The consequences of each of these laws can be traced, sometimes through spans of time longer than a century, all the way up to the present day. Each of them was involved in the current crisis (and each was passed in response to bad consequences stemming from the prior laws). The solution requires the repeal of all of them, and the establishment of free, private banking in a form that has never existed in this country.

This is the type of case that must be made on economic terms and is the proper context for the congressional hearings on financial reform. However, very few people can present such a case. Certainly, none of them have appeared in these hearings.

Bottom line: The quacks are going to tell those of us in finance how to practice our craft. Finance is the "brains" of capitalism. It allocates capital to where it can create the most wealth. Our economy's brain is about to take another bullet.

Saturday, February 06, 2010

Healthcare Is Not a Right

Healthcare is not a right. It is a good and service to be bought voluntarily from willing providers, like anything else. Do I tell my barber that a haircut is my right, and then force him to provide me with the haircut of my choice at the price that I dictate to him? That is what socialized medicine does to doctors.

If it is my right to that haircut, what has happened to the right of the barber to offer his service on terms agreeable to him? And if his rights are violated -- if he is reduced to the status of an unwilling servant -- imagine how lousy my haircuts will look, as he rushes them along to provide them at the price set by government.

Now consider that this same scenario plays out right now with a far more vital service, one upon which all of our lives depend. Today about 50% of medical costs are paid for by the government under terms set by government. We have 50%-socialized medicine in the United States. The problems we have are due to this high level of socialism that already exists.

The solution is not to drink the whole bottle of poison and condemn all of us, doctors and their patients, to life-shortening medical "care" by rights-less doctors and their disgruntled, sick patients.

The solution is freedom. It has never really been tried. Abolish government funding of medical care. Eliminate the rules that bind insurance companies and doctors from offering the care that customers want. Respect the rights of doctors and their patients to freely contract with each other for medical services.

Healthcare is not a right, and our lives depend on acknowledging this fact.
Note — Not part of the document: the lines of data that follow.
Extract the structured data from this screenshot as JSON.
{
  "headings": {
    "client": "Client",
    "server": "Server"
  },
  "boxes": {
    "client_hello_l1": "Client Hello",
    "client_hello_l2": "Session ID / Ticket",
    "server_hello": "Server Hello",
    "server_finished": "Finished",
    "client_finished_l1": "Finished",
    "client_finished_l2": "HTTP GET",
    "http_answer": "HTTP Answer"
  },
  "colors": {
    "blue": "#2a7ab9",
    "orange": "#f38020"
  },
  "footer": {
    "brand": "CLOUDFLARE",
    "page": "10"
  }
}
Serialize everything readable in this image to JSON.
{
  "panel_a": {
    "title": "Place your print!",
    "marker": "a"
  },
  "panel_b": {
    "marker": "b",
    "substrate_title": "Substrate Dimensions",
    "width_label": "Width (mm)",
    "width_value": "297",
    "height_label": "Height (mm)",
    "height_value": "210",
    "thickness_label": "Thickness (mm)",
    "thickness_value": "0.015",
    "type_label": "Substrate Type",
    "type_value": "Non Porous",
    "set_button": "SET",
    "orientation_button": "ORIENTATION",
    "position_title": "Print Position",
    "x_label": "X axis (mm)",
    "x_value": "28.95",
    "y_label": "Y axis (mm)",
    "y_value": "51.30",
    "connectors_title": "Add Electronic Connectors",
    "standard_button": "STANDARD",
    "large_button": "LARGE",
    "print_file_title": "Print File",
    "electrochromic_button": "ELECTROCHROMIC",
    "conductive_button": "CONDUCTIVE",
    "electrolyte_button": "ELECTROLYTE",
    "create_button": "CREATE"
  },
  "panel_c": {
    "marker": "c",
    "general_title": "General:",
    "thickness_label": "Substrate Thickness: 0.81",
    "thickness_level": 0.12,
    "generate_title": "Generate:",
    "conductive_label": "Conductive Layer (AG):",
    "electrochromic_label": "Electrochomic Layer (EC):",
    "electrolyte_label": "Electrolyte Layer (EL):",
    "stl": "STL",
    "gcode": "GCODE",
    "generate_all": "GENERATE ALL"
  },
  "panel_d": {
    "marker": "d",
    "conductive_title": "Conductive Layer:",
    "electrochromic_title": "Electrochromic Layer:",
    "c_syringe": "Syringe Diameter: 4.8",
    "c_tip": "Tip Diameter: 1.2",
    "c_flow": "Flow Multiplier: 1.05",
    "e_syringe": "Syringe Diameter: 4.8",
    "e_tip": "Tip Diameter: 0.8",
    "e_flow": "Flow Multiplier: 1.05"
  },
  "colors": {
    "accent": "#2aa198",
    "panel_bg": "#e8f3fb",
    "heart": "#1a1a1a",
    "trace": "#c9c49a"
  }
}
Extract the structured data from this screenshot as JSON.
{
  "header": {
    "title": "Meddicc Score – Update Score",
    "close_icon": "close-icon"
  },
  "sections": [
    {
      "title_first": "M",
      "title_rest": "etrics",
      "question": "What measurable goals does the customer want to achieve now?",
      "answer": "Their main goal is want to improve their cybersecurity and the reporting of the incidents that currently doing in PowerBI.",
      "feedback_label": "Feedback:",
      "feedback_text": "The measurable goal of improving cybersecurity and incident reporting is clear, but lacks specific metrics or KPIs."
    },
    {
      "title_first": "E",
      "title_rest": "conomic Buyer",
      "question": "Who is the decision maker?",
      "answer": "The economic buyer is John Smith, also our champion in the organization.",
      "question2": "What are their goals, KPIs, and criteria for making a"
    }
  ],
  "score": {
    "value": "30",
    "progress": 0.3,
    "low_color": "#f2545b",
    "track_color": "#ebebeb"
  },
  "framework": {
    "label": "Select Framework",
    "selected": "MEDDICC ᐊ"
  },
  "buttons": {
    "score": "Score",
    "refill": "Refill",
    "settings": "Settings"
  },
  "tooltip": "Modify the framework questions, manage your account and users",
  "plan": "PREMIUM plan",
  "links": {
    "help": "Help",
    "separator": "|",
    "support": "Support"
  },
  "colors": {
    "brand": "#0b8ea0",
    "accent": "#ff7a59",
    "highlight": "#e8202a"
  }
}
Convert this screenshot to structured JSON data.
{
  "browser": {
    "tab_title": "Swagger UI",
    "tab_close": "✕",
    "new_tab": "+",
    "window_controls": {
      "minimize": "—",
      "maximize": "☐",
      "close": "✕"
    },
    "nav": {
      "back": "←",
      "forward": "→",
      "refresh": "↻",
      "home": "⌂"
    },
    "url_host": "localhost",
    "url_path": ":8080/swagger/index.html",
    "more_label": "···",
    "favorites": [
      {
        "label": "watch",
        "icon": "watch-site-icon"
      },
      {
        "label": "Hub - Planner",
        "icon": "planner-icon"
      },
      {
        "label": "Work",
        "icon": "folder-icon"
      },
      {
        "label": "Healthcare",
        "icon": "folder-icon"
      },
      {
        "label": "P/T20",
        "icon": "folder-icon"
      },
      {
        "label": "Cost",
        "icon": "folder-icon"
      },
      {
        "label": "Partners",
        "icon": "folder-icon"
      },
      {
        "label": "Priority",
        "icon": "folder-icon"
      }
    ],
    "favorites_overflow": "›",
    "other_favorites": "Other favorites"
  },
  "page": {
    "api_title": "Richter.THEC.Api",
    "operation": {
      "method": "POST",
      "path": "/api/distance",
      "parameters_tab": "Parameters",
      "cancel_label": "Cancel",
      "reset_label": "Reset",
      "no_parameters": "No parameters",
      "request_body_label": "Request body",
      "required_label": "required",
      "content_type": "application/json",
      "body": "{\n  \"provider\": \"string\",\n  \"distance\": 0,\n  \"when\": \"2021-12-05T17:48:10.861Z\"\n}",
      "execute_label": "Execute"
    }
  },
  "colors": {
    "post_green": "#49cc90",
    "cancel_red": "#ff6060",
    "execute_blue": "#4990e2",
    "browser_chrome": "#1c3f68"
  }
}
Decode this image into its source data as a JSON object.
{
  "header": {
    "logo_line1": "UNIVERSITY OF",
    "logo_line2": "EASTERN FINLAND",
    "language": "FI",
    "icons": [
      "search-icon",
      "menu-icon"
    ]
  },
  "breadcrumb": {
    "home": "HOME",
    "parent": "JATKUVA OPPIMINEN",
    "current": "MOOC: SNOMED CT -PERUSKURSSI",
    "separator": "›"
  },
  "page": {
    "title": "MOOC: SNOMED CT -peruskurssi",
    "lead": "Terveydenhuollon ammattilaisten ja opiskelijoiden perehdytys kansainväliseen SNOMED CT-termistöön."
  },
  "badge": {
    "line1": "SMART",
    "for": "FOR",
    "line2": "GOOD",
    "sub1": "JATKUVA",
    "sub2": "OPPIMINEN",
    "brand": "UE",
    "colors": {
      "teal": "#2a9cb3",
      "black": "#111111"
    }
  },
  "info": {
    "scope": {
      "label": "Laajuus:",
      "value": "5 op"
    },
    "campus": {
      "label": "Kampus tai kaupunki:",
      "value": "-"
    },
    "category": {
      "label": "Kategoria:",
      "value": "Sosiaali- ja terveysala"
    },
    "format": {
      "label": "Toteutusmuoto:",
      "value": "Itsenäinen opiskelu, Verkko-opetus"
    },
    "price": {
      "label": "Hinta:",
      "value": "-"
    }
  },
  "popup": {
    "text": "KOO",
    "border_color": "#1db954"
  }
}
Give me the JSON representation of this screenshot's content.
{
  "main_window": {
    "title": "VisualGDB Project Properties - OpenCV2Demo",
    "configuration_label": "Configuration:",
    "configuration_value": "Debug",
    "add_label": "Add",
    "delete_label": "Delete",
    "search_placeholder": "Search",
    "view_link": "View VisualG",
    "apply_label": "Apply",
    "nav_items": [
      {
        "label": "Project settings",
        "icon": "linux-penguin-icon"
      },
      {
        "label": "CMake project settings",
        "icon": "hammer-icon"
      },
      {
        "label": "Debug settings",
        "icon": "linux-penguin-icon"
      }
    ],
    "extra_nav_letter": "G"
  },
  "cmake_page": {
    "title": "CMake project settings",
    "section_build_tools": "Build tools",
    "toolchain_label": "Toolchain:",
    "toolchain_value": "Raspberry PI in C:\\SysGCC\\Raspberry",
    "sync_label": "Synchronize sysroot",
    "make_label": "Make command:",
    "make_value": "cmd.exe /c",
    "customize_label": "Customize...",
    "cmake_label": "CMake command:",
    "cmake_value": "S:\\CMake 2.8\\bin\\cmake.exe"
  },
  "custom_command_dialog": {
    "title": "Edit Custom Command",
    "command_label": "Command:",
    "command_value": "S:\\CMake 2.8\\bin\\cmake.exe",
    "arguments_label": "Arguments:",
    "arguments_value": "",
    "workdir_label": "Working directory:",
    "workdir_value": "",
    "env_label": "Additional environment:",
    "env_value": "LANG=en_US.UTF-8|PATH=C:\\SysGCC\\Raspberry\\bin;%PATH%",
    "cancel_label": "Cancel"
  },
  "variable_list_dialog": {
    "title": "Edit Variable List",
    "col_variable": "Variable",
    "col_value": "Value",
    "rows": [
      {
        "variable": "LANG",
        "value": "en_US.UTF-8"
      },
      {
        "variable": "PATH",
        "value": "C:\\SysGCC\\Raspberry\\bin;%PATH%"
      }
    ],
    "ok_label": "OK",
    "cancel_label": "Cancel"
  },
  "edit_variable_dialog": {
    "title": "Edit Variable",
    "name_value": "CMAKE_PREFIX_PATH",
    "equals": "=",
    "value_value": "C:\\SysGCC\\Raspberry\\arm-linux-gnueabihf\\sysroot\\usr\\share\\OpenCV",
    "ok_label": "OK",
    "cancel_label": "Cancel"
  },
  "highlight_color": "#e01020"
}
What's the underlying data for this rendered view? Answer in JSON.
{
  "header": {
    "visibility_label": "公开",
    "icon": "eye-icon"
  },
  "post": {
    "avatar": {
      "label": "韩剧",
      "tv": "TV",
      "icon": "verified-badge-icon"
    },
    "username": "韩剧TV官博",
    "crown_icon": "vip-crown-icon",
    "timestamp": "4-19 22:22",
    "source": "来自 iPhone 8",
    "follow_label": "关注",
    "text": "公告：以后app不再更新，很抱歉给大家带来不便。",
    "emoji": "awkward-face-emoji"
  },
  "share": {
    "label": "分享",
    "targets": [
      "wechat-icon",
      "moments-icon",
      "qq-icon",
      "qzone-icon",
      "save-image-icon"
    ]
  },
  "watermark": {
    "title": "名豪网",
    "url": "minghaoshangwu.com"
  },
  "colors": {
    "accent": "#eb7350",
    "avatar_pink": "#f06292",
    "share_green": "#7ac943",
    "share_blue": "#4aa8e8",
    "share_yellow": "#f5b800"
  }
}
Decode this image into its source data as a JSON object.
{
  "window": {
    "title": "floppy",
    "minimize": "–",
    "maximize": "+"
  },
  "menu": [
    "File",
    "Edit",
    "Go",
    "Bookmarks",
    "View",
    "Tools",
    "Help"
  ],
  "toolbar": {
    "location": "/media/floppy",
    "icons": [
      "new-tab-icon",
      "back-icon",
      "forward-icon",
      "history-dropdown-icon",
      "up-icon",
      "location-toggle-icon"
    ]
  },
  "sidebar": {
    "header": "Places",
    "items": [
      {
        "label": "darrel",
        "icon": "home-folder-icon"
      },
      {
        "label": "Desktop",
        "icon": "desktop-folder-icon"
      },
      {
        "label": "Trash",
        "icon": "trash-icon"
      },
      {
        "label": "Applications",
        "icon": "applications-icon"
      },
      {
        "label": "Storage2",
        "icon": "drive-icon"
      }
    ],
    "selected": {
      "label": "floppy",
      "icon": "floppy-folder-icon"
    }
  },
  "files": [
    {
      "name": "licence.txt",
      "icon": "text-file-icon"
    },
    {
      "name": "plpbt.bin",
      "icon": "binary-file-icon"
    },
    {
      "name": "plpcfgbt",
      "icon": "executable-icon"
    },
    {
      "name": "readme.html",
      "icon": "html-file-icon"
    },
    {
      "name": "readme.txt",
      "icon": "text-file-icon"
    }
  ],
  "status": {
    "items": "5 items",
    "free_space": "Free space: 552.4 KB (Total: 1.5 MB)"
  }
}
Say "no" to any scheme to further entrench socialized medicine.


I just posted this here on a website that is soliciting solutions for the problems in healthcare. Register your vote.